What does this mean for Linux? First it means that Linux is more central to … Read more
Jensen has a knack of packing lots of as-standard features into its aftermarket in-dash car systems and the VM9022HDN, on show at this year's CES 2008, is no exception. The double-DIN sized device supports nearly every mainstream audio source available including HD Radio, iPods, discs (CD, MP3, WMA), SD cards, USB drives, and--with the addition of an add-on module--Satellite Radio. For video, the system supports DVD video, which is reproduced on its 6.5-inch wide-screen display. The VM9022HDN is also an out-of-the box GPS navigation device programmable via its touch-screen display.
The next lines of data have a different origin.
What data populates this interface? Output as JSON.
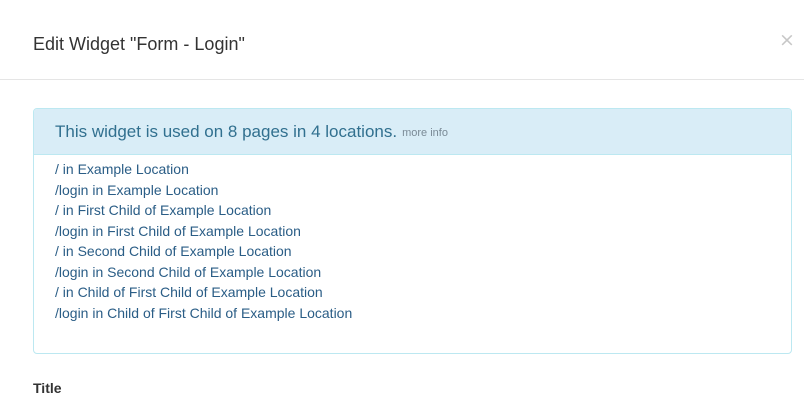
{
  "modal": {
    "title": "Edit Widget \"Form - Login\"",
    "close_label": "×"
  },
  "usage": {
    "summary": "This widget is used on 8 pages in 4 locations.",
    "more_info": "more info",
    "locations": [
      "/ in Example Location",
      "/login in Example Location",
      "/ in First Child of Example Location",
      "/login in First Child of Example Location",
      "/ in Second Child of Example Location",
      "/login in Second Child of Example Location",
      "/ in Child of First Child of Example Location",
      "/login in Child of First Child of Example Location"
    ]
  },
  "form": {
    "title_label": "Title"
  },
  "colors": {
    "panel_heading_bg": "#d9edf7",
    "panel_border": "#bce8f1",
    "heading_text": "#31708f",
    "link": "#2a5d86"
  }
}
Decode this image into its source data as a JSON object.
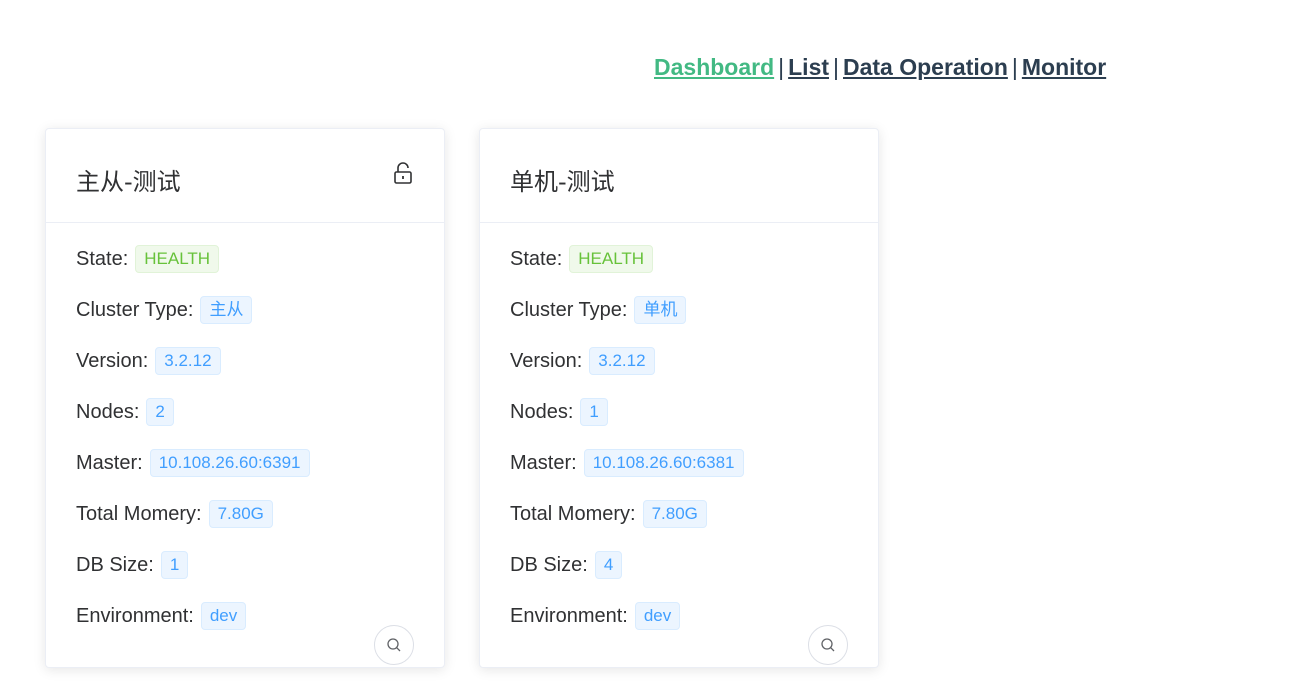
{
  "nav": {
    "items": [
      {
        "label": "Dashboard"
      },
      {
        "label": "List"
      },
      {
        "label": "Data Operation"
      },
      {
        "label": "Monitor"
      }
    ],
    "separator": "|"
  },
  "clusters": [
    {
      "name": "主从-测试",
      "locked": true,
      "fields": [
        {
          "label": "State:",
          "value": "HEALTH",
          "status": "success"
        },
        {
          "label": "Cluster Type:",
          "value": "主从"
        },
        {
          "label": "Version:",
          "value": "3.2.12"
        },
        {
          "label": "Nodes:",
          "value": "2"
        },
        {
          "label": "Master:",
          "value": "10.108.26.60:6391"
        },
        {
          "label": "Total Momery:",
          "value": "7.80G"
        },
        {
          "label": "DB Size:",
          "value": "1"
        },
        {
          "label": "Environment:",
          "value": "dev"
        }
      ]
    },
    {
      "name": "单机-测试",
      "locked": false,
      "fields": [
        {
          "label": "State:",
          "value": "HEALTH",
          "status": "success"
        },
        {
          "label": "Cluster Type:",
          "value": "单机"
        },
        {
          "label": "Version:",
          "value": "3.2.12"
        },
        {
          "label": "Nodes:",
          "value": "1"
        },
        {
          "label": "Master:",
          "value": "10.108.26.60:6381"
        },
        {
          "label": "Total Momery:",
          "value": "7.80G"
        },
        {
          "label": "DB Size:",
          "value": "4"
        },
        {
          "label": "Environment:",
          "value": "dev"
        }
      ]
    }
  ],
  "icons": {
    "lock": "lock-icon",
    "search": "search-icon"
  },
  "colors": {
    "nav_active": "#42b983",
    "nav_default": "#2c3e50",
    "tag_primary": "#409eff",
    "tag_success": "#67c23a"
  }
}
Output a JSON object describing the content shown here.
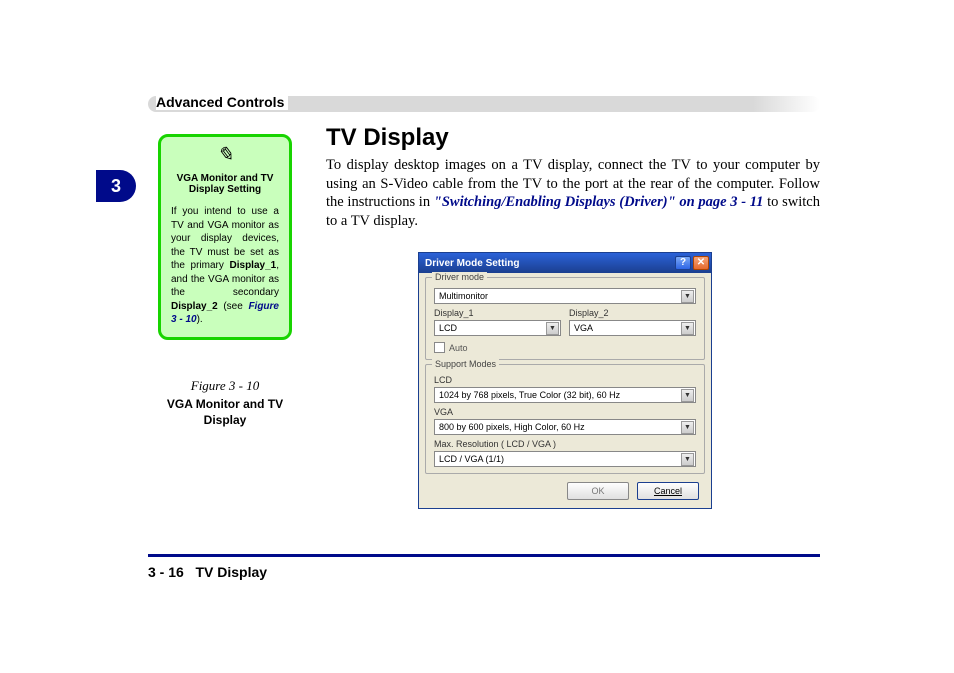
{
  "header": {
    "section": "Advanced Controls"
  },
  "chapter_tab": "3",
  "note": {
    "icon": "✎",
    "title": "VGA Monitor and TV Display Setting",
    "body_pre": "If you intend to use a TV and VGA monitor as your display devices, the TV must be set as the primary ",
    "b1": "Display_1",
    "mid1": ", and the VGA monitor as the secondary ",
    "b2": "Display_2",
    "body_post": " (see ",
    "figref": "Figure 3 - 10",
    "close": ")."
  },
  "figure": {
    "label": "Figure 3 - 10",
    "caption": "VGA Monitor and TV Display"
  },
  "main": {
    "heading": "TV Display",
    "para_pre": "To display desktop images on a TV display, connect the TV to your computer by using an S-Video cable from the TV to the port at the rear of the computer. Follow the instructions in ",
    "crossref": "\"Switching/Enabling Displays (Driver)\" on page 3 - 11",
    "para_post": " to switch to a TV display."
  },
  "dialog": {
    "title": "Driver Mode Setting",
    "help": "?",
    "close": "✕",
    "group_driver": "Driver mode",
    "driver_mode": "Multimonitor",
    "display1_label": "Display_1",
    "display1_value": "LCD",
    "display2_label": "Display_2",
    "display2_value": "VGA",
    "auto_label": "Auto",
    "group_support": "Support Modes",
    "lcd_label": "LCD",
    "lcd_mode": "1024 by 768 pixels, True Color (32 bit), 60 Hz",
    "vga_label": "VGA",
    "vga_mode": "800 by 600 pixels, High Color, 60 Hz",
    "maxres_label": "Max. Resolution ( LCD   / VGA  )",
    "maxres_value": "LCD   / VGA  (1/1)",
    "ok": "OK",
    "cancel": "Cancel"
  },
  "footer": {
    "page": "3  -  16",
    "title": "TV Display"
  }
}
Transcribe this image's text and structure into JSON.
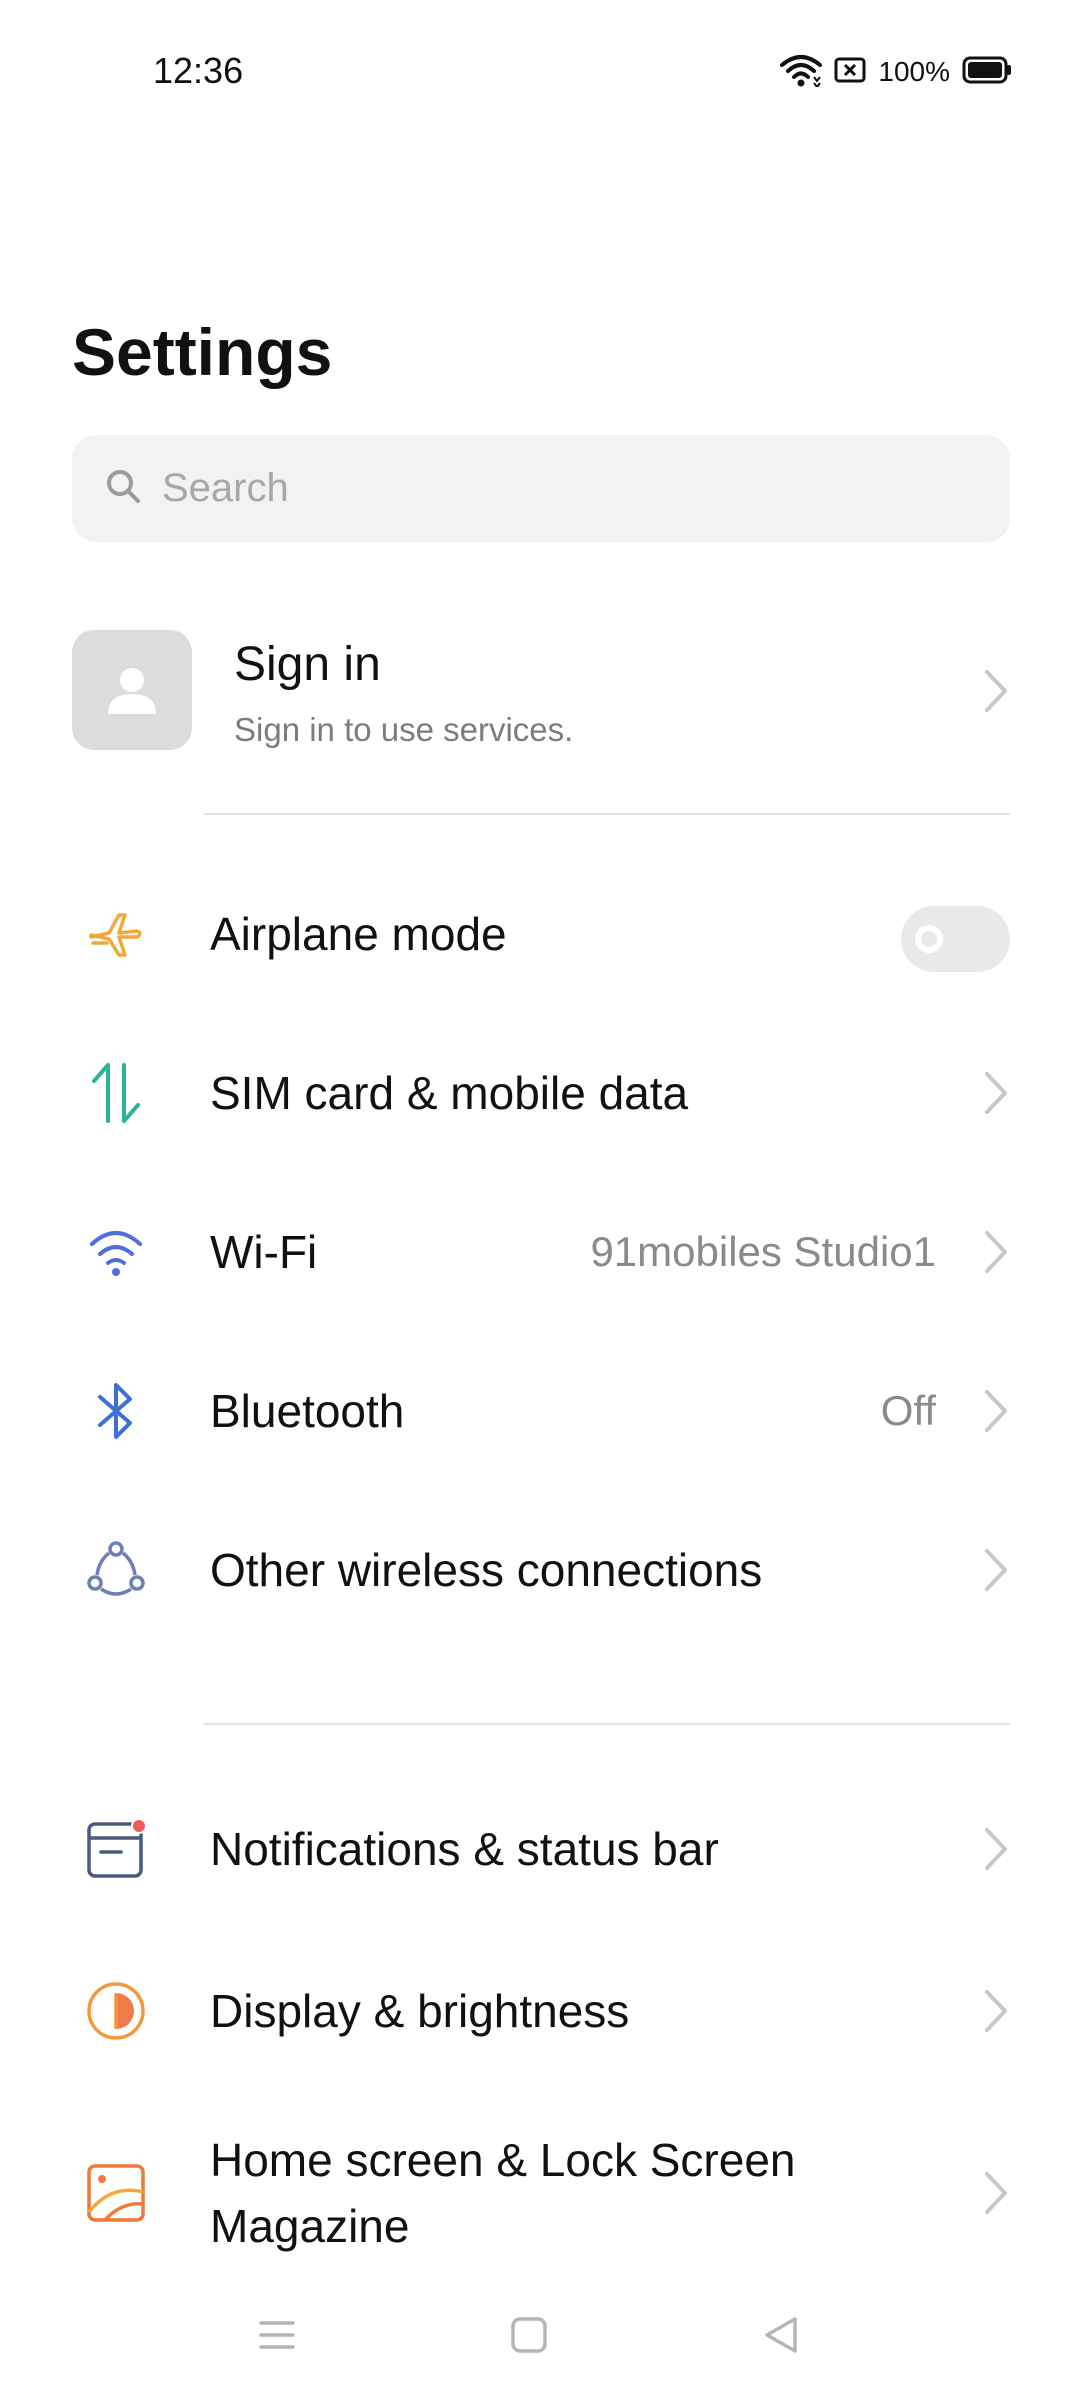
{
  "status_bar": {
    "time": "12:36",
    "battery_percent": "100%",
    "icons": [
      "wifi-icon",
      "screen-record-icon",
      "battery-icon"
    ]
  },
  "page": {
    "title": "Settings"
  },
  "search": {
    "placeholder": "Search",
    "value": ""
  },
  "account": {
    "title": "Sign in",
    "subtitle": "Sign in to use services."
  },
  "connectivity": {
    "airplane": {
      "label": "Airplane mode",
      "icon": "airplane-icon",
      "enabled": false
    },
    "sim": {
      "label": "SIM card & mobile data",
      "icon": "mobile-data-icon"
    },
    "wifi": {
      "label": "Wi-Fi",
      "value": "91mobiles Studio1",
      "icon": "wifi-icon"
    },
    "bluetooth": {
      "label": "Bluetooth",
      "value": "Off",
      "icon": "bluetooth-icon"
    },
    "other": {
      "label": "Other wireless connections",
      "icon": "wireless-connections-icon"
    }
  },
  "system": {
    "notifications": {
      "label": "Notifications & status bar",
      "icon": "notification-icon"
    },
    "display": {
      "label": "Display & brightness",
      "icon": "brightness-icon"
    },
    "home": {
      "label": "Home screen & Lock Screen Magazine",
      "icon": "wallpaper-icon"
    }
  },
  "colors": {
    "airplane": "#f2a93b",
    "sim": "#2bb39a",
    "wifi": "#4f6fe0",
    "bluetooth": "#3e6fd8",
    "other": "#6b7fb0",
    "notifications": "#4a5a7a",
    "notification_dot": "#f05a5a",
    "display": "#f29a3a",
    "home": "#f07a3a"
  },
  "nav": {
    "icons": [
      "menu-icon",
      "home-icon",
      "back-icon"
    ]
  }
}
And the beat goes on.
Sun Microsystems' xVM virtualization efforts is getting louder and louder.
Sun's xVM is its Solaris-based version of the Xen open-source hypervisor project. Sun's xVM aims to allow x86 servers to run multiple operating systems simultaneously on a single computer, in a move toward increased flexibility and data center efficiency. xVM also relies on Sun's Solaris operating system, while Xen primarily uses Linux.
Then in October, Sun executives expanded the scope and geography of that message, … Read more
SAN FRANCISCO--Sun Microsystems, a longtime participant in the Xen open-source hypervisor project, has named its Solaris-based offshoot xVM, short for x86 Virtual Machine.
"Because Xen is trademarked, we don't want to call the code we've implemented Xen," said Marc Hamilton, Sun's vice president of Solaris marketing, on Wednesday. It works only on computers with x86 chips such as Intel's Xeon; those with Sun's newer UltraSparc processors use an equivalent technology called logical domains, or LDoms.
Virtualization, blossoming as a technology foundation for x86 servers, lets a single computer run multiple operating systems simultaneously … Read more